Disused book turns to material for a new piece.
That’s the way works of Roberta Vaigeltaite (Lithuania) have appeared: an abstraction of forms, materials, shrifts, factures made by dismantlement and then handling the old edition in a new course. There is commonness between works of Svanborg Matthiasdottir (Island) and Marja Leena Valkola (Finland) whose “galleries of paintings” were done by covering some stain on the texts of old books; already mentioned Hanne Stochholm similarly turned her books to ancient things and Dalia Lopez Madrona (Sweden) turns teared book with cut corner after its postal journey to precious reliquary (“Atlantic Cross. Post Error”). Loraine Kwan (Canada) reworked book to a pretty aesthetic winged peg-top (“Tale Of The Tumbling Tome: Do Not Read In The Tub”). Unfortunately, it wouldn’t be easy to find out if partly visible printed historical text of the book and newly made decorative inscriptions on its sides have some conceptual connection with the turning new shape of the book?
Route 5. Vitality of tradition – our life in culture
Potency of various traditions radiates out of different artists’ works.
Flawless culture of the codex-type book design, harmony of shrift and image, traditional quality of paper and print, – all together note works of German artists, inherent in the book by Peter J. Moosbrugger “Mark Twain: Eine Grausame, Furchterliche Mittelalterliche Liebesgeschichte”. Works of Brody Neuenschwander (Belgium) sight like virtuoso renewed art of calligraphy and its creative combination with photography and typography.

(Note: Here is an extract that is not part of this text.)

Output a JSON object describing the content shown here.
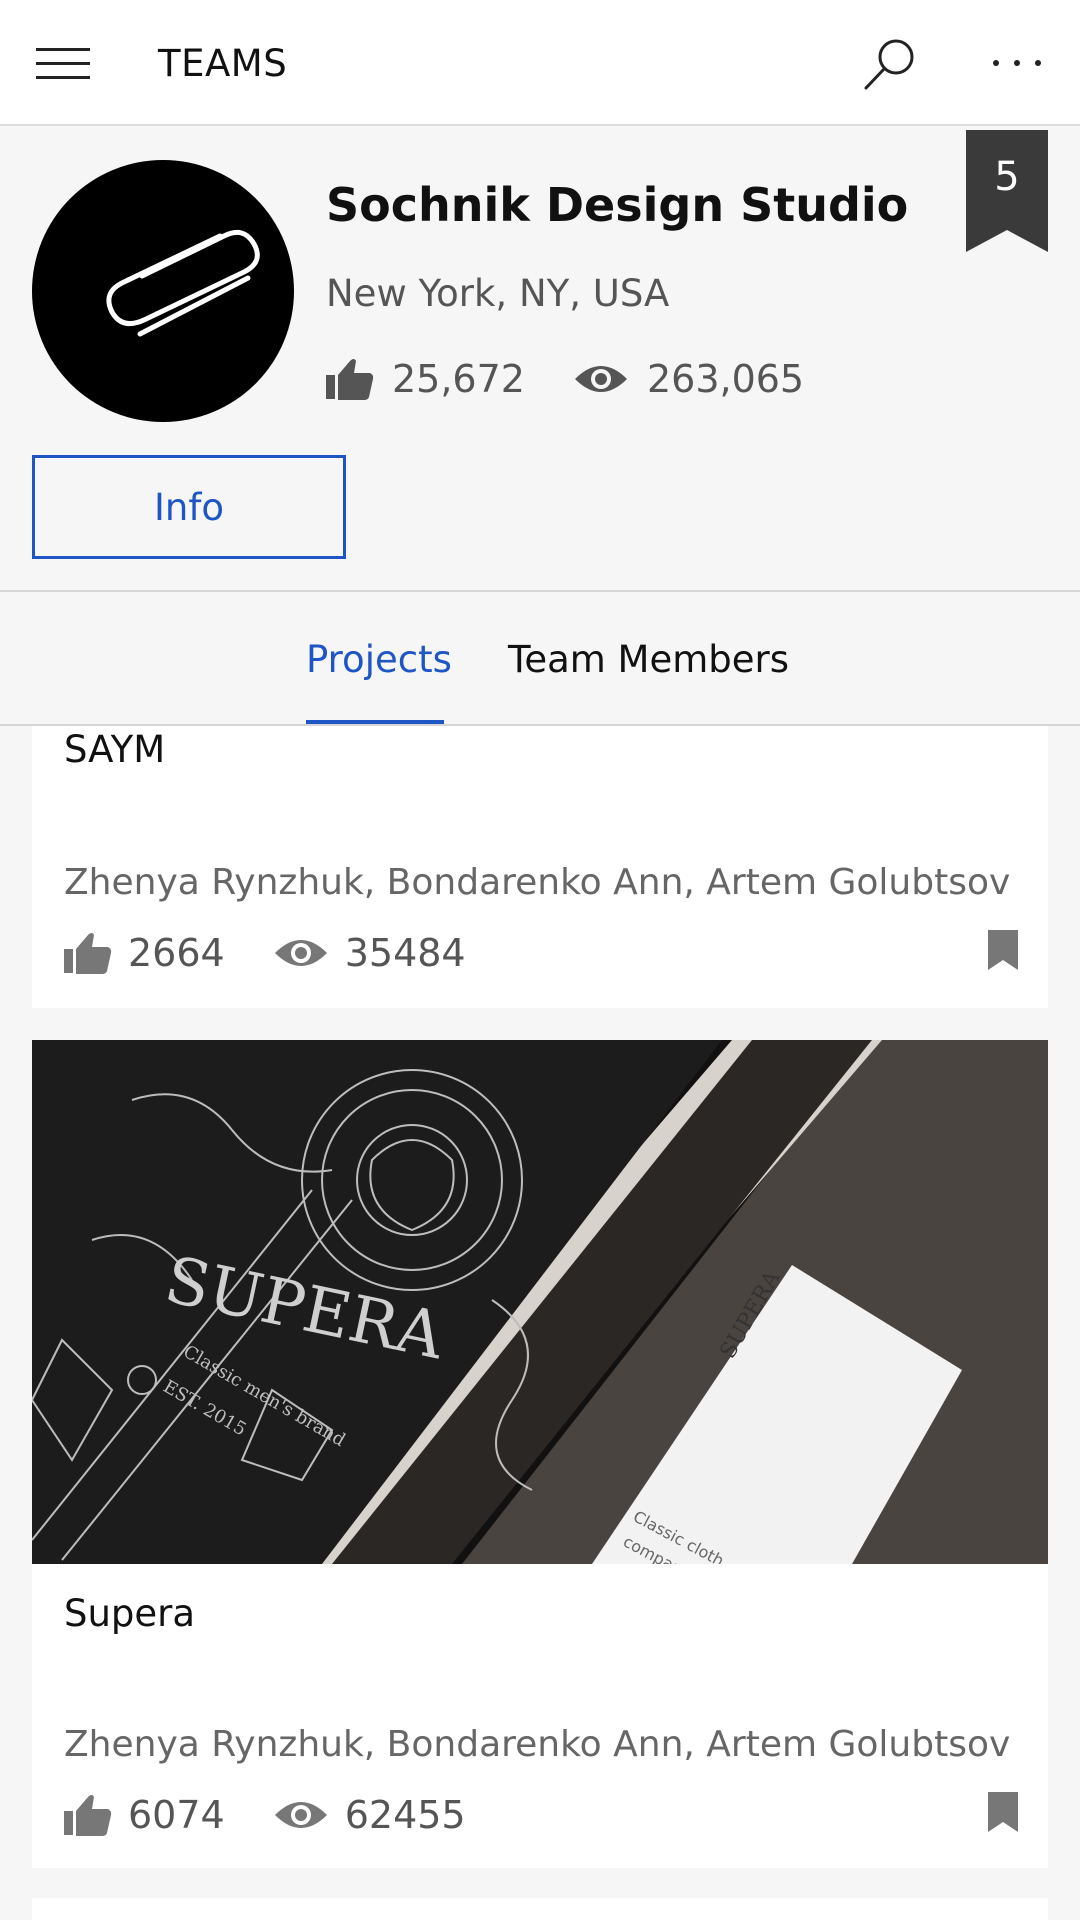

Impressive handling of handicraft traditions was demonstrated by Japanese artists. Some lively examples – books with accordion structure like multi-layered tracery “Narcissus” by Mayumi Arakawa and “Sound & Meaning“ by Yuko Ebina, made with remarkable precision and joining together embroidery and signs of printed shrift.
Works of Australian artists seem quite different on the first glance, but one may feel breathing of the country’s old cultures, recognizable in the ornamentation of the picture, warm colours of the ground, the motives, resembling shining silhouettes of the rock paintings or maps of the “desert paintings” (Wayne Crothers “Life, Love, History and Time: A Book Of Errors”, Katherine Marmaras “Word Map (Looking For Silence)”.

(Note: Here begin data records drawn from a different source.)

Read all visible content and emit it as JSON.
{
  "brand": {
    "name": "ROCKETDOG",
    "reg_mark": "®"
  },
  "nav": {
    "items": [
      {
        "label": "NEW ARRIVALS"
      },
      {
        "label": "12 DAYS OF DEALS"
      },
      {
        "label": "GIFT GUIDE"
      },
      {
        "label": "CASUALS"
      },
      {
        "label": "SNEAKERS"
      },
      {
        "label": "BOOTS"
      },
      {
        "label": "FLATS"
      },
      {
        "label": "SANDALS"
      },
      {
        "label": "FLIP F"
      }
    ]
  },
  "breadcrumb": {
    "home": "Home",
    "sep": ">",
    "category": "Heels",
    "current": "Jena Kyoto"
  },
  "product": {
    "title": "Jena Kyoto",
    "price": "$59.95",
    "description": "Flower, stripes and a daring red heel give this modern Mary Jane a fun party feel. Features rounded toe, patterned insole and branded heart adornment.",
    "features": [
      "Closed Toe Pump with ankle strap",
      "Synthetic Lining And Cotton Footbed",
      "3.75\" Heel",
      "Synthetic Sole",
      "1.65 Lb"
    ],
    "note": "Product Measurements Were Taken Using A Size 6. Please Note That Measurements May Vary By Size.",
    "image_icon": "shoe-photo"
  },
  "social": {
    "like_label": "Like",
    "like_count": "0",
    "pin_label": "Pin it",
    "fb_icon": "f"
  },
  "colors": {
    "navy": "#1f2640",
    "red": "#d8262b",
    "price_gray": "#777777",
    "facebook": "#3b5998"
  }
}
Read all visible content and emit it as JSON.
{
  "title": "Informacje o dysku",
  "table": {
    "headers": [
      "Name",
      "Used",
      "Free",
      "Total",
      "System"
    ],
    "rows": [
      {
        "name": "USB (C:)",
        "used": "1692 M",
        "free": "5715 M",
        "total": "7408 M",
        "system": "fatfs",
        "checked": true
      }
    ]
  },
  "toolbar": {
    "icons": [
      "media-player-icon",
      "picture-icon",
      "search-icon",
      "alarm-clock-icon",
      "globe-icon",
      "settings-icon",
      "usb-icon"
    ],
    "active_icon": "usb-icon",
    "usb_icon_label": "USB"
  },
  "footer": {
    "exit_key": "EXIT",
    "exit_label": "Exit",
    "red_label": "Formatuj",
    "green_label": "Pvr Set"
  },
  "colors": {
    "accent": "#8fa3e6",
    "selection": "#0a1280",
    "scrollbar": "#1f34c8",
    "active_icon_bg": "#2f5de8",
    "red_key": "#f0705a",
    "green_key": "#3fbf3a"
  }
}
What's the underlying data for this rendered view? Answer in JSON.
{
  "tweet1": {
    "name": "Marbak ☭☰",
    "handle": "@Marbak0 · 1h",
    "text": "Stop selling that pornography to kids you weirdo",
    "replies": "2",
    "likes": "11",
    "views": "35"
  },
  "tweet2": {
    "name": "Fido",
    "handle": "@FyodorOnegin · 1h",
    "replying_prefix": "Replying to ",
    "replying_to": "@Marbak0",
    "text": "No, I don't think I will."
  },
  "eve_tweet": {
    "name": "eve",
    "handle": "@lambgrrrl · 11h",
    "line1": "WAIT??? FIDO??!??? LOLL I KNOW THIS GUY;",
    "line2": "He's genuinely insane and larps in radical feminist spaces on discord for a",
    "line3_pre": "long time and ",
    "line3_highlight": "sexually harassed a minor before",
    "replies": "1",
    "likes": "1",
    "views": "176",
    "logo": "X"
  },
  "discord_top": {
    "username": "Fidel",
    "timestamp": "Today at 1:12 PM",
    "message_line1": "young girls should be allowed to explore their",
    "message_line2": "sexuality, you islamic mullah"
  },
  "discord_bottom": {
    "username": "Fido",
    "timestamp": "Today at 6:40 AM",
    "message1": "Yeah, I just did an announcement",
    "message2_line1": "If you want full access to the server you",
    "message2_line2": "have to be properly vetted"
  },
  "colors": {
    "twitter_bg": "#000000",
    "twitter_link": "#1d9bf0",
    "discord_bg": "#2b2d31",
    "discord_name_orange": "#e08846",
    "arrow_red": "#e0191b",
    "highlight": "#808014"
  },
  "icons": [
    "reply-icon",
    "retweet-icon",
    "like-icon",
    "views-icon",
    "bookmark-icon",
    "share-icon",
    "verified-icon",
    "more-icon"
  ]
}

Re-make of the tradition can be found even in the most contemporary works. Meiyi Wang (China) improves aesthetics of the book-album by adjusting old and new technics of photography and printing, while Joseph Johannes Visser (Netherland) printed typographical text on the skin of the fish. Combination of various technics and stylistics is evident in the book by Evaldas Mikalauskis, who exposed a dramatic story of brutal chaotic forms attacking traditional refinement “European” engraving.
Quite distinctive work “Anthropocene – Shale” was presented by Timothy Frerrichs (USA). It’s a multi-layered metaphor, a real charade, provoking one to analyse its composite parts: the object resembles form and structure of spalled rock, a shale in particular. Simultaneously it’s also the medieval miner’s book Re De Metalica, or, more precisely, fragments of its illustrations. Thick layer of papers with lines of ancient carving “splitted” by fragments of the images make it to resemble speckled texture of the rocks and its layers. Anthropocene – the geological period, denoting time when human activity started to change the Earth. Shale is related with the strategy of recent geology, climatology, ecology.
Route 6. It seemingly doesn’t exist, but it’s anticipated, or hidden in every of the yet un-opened book
It’s a time to be spent along with the author of the artists’ book, if one had the possibility to touch the book, to turn the pages and to explore its visual details and the whole structure searching for ways and codes to read out the genuine message. Kestutis Vasiliunas suggested an idea to expose books together with their electronic analogues, provided with the function of browsing in the monitors, as it has become a common practice in the exhibitions of the artists’ books in foreign countries. That facility is already available in the stationary expositions of the national museums, and hopefully will be employed in the triennial as well.
Translated by Andrius Sprindziunas
© Circle “Bokartas”, Kestutis Vasiliunas